- _EXERCISE_
This exercise calls for all the entries that follow to be set down exactly, without their images.

- _DATA FOR THE TASK_
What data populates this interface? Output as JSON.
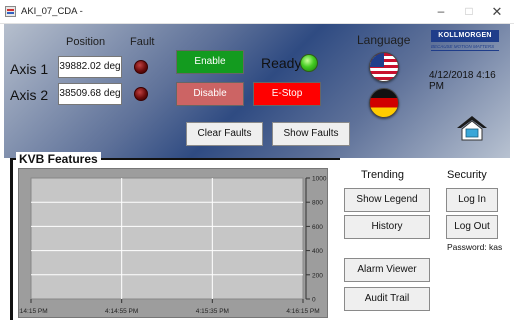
{
  "window": {
    "title": "AKI_07_CDA -",
    "minimize": "–",
    "maximize": "□",
    "close": "✕"
  },
  "header": {
    "position_label": "Position",
    "fault_label": "Fault",
    "language_label": "Language",
    "logo_text": "KOLLMORGEN",
    "logo_sub": "BECAUSE MOTION MATTERS",
    "datetime": "4/12/2018 4:16 PM"
  },
  "axes": [
    {
      "label": "Axis 1",
      "position": "39882.02 deg"
    },
    {
      "label": "Axis 2",
      "position": "38509.68 deg"
    }
  ],
  "controls": {
    "enable": "Enable",
    "disable": "Disable",
    "ready": "Ready",
    "estop": "E-Stop",
    "clear_faults": "Clear Faults",
    "show_faults": "Show Faults"
  },
  "icons": {
    "app": "app-icon",
    "fault_led": "red-led-icon",
    "ready_led": "green-led-icon",
    "flag_us": "us-flag-icon",
    "flag_de": "germany-flag-icon",
    "home": "home-icon"
  },
  "colors": {
    "enable": "#139b1f",
    "disable": "#cc6464",
    "estop": "#ff0000",
    "ready": "#44cc22"
  },
  "kvb": {
    "title": "KVB Features"
  },
  "chart_data": {
    "type": "line",
    "x_ticks": [
      "4:14:15 PM",
      "4:14:55 PM",
      "4:15:35 PM",
      "4:16:15 PM"
    ],
    "y_ticks": [
      "1000",
      "800",
      "600",
      "400",
      "200",
      "0"
    ],
    "ylim": [
      0,
      1000
    ],
    "grid": true,
    "series": []
  },
  "trending": {
    "heading": "Trending",
    "show_legend": "Show Legend",
    "history": "History",
    "alarm_viewer": "Alarm Viewer",
    "audit_trail": "Audit Trail"
  },
  "security": {
    "heading": "Security",
    "log_in": "Log In",
    "log_out": "Log Out",
    "password_hint": "Password: kas"
  }
}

- _RESPONSE TO THIS TASK_
What data populates this interface? Output as JSON.
{
  "window": {
    "title": "AKI_07_CDA -",
    "minimize": "–",
    "maximize": "□",
    "close": "✕"
  },
  "header": {
    "position_label": "Position",
    "fault_label": "Fault",
    "language_label": "Language",
    "logo_text": "KOLLMORGEN",
    "logo_sub": "BECAUSE MOTION MATTERS",
    "datetime": "4/12/2018 4:16 PM"
  },
  "axes": [
    {
      "label": "Axis 1",
      "position": "39882.02 deg"
    },
    {
      "label": "Axis 2",
      "position": "38509.68 deg"
    }
  ],
  "controls": {
    "enable": "Enable",
    "disable": "Disable",
    "ready": "Ready",
    "estop": "E-Stop",
    "clear_faults": "Clear Faults",
    "show_faults": "Show Faults"
  },
  "icons": {
    "app": "app-icon",
    "fault_led": "red-led-icon",
    "ready_led": "green-led-icon",
    "flag_us": "us-flag-icon",
    "flag_de": "germany-flag-icon",
    "home": "home-icon"
  },
  "colors": {
    "enable": "#139b1f",
    "disable": "#cc6464",
    "estop": "#ff0000",
    "ready": "#44cc22"
  },
  "kvb": {
    "title": "KVB Features"
  },
  "chart_data": {
    "type": "line",
    "x_ticks": [
      "4:14:15 PM",
      "4:14:55 PM",
      "4:15:35 PM",
      "4:16:15 PM"
    ],
    "y_ticks": [
      "1000",
      "800",
      "600",
      "400",
      "200",
      "0"
    ],
    "ylim": [
      0,
      1000
    ],
    "grid": true,
    "series": []
  },
  "trending": {
    "heading": "Trending",
    "show_legend": "Show Legend",
    "history": "History",
    "alarm_viewer": "Alarm Viewer",
    "audit_trail": "Audit Trail"
  },
  "security": {
    "heading": "Security",
    "log_in": "Log In",
    "log_out": "Log Out",
    "password_hint": "Password: kas"
  }
}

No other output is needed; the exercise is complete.